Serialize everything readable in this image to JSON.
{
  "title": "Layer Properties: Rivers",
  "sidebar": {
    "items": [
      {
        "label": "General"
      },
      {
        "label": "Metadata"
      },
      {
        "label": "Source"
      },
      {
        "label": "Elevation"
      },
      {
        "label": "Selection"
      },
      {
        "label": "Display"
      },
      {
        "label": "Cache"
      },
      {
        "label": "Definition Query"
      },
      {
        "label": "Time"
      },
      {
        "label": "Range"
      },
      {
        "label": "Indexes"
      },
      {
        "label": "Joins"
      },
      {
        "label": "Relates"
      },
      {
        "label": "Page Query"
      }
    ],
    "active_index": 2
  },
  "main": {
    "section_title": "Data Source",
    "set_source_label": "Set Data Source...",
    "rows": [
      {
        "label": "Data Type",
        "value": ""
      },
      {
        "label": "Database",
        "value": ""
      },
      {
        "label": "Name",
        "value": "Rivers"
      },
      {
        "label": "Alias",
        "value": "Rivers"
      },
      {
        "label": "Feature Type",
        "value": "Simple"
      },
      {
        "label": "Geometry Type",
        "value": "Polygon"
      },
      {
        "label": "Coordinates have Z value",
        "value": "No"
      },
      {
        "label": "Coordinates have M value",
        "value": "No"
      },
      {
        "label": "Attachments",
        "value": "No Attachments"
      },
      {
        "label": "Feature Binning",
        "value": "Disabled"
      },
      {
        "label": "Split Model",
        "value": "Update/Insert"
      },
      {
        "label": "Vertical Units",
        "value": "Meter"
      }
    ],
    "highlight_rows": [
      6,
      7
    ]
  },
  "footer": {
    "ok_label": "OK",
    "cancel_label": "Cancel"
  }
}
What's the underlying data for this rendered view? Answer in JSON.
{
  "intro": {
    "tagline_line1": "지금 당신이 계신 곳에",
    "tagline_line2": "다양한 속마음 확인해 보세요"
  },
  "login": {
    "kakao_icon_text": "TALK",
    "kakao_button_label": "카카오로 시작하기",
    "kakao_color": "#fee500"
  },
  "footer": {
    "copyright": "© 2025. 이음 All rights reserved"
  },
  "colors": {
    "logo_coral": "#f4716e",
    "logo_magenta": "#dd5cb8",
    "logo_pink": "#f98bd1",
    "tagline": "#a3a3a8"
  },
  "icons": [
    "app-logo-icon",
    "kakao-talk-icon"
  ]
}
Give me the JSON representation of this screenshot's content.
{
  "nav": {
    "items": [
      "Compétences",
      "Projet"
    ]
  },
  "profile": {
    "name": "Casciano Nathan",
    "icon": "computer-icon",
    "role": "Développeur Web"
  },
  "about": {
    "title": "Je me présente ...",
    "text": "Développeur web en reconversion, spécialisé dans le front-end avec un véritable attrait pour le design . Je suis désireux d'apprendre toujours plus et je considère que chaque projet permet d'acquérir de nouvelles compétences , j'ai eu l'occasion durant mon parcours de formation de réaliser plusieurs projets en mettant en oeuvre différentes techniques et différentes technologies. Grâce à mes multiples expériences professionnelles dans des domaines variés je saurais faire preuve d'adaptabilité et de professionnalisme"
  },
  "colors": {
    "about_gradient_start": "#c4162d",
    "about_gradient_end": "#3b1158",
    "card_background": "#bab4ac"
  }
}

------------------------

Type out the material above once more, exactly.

__SOLVED PROBLEM__.
Serialize everything readable in this image to JSON.
{
  "title": "Layer Properties: Rivers",
  "sidebar": {
    "items": [
      {
        "label": "General"
      },
      {
        "label": "Metadata"
      },
      {
        "label": "Source"
      },
      {
        "label": "Elevation"
      },
      {
        "label": "Selection"
      },
      {
        "label": "Display"
      },
      {
        "label": "Cache"
      },
      {
        "label": "Definition Query"
      },
      {
        "label": "Time"
      },
      {
        "label": "Range"
      },
      {
        "label": "Indexes"
      },
      {
        "label": "Joins"
      },
      {
        "label": "Relates"
      },
      {
        "label": "Page Query"
      }
    ],
    "active_index": 2
  },
  "main": {
    "section_title": "Data Source",
    "set_source_label": "Set Data Source...",
    "rows": [
      {
        "label": "Data Type",
        "value": ""
      },
      {
        "label": "Database",
        "value": ""
      },
      {
        "label": "Name",
        "value": "Rivers"
      },
      {
        "label": "Alias",
        "value": "Rivers"
      },
      {
        "label": "Feature Type",
        "value": "Simple"
      },
      {
        "label": "Geometry Type",
        "value": "Polygon"
      },
      {
        "label": "Coordinates have Z value",
        "value": "No"
      },
      {
        "label": "Coordinates have M value",
        "value": "No"
      },
      {
        "label": "Attachments",
        "value": "No Attachments"
      },
      {
        "label": "Feature Binning",
        "value": "Disabled"
      },
      {
        "label": "Split Model",
        "value": "Update/Insert"
      },
      {
        "label": "Vertical Units",
        "value": "Meter"
      }
    ],
    "highlight_rows": [
      6,
      7
    ]
  },
  "footer": {
    "ok_label": "OK",
    "cancel_label": "Cancel"
  }
}
What's the underlying data for this rendered view? Answer in JSON.
{
  "intro": {
    "tagline_line1": "지금 당신이 계신 곳에",
    "tagline_line2": "다양한 속마음 확인해 보세요"
  },
  "login": {
    "kakao_icon_text": "TALK",
    "kakao_button_label": "카카오로 시작하기",
    "kakao_color": "#fee500"
  },
  "footer": {
    "copyright": "© 2025. 이음 All rights reserved"
  },
  "colors": {
    "logo_coral": "#f4716e",
    "logo_magenta": "#dd5cb8",
    "logo_pink": "#f98bd1",
    "tagline": "#a3a3a8"
  },
  "icons": [
    "app-logo-icon",
    "kakao-talk-icon"
  ]
}
Give me the JSON representation of this screenshot's content.
{
  "nav": {
    "items": [
      "Compétences",
      "Projet"
    ]
  },
  "profile": {
    "name": "Casciano Nathan",
    "icon": "computer-icon",
    "role": "Développeur Web"
  },
  "about": {
    "title": "Je me présente ...",
    "text": "Développeur web en reconversion, spécialisé dans le front-end avec un véritable attrait pour le design . Je suis désireux d'apprendre toujours plus et je considère que chaque projet permet d'acquérir de nouvelles compétences , j'ai eu l'occasion durant mon parcours de formation de réaliser plusieurs projets en mettant en oeuvre différentes techniques et différentes technologies. Grâce à mes multiples expériences professionnelles dans des domaines variés je saurais faire preuve d'adaptabilité et de professionnalisme"
  },
  "colors": {
    "about_gradient_start": "#c4162d",
    "about_gradient_end": "#3b1158",
    "card_background": "#bab4ac"
  }
}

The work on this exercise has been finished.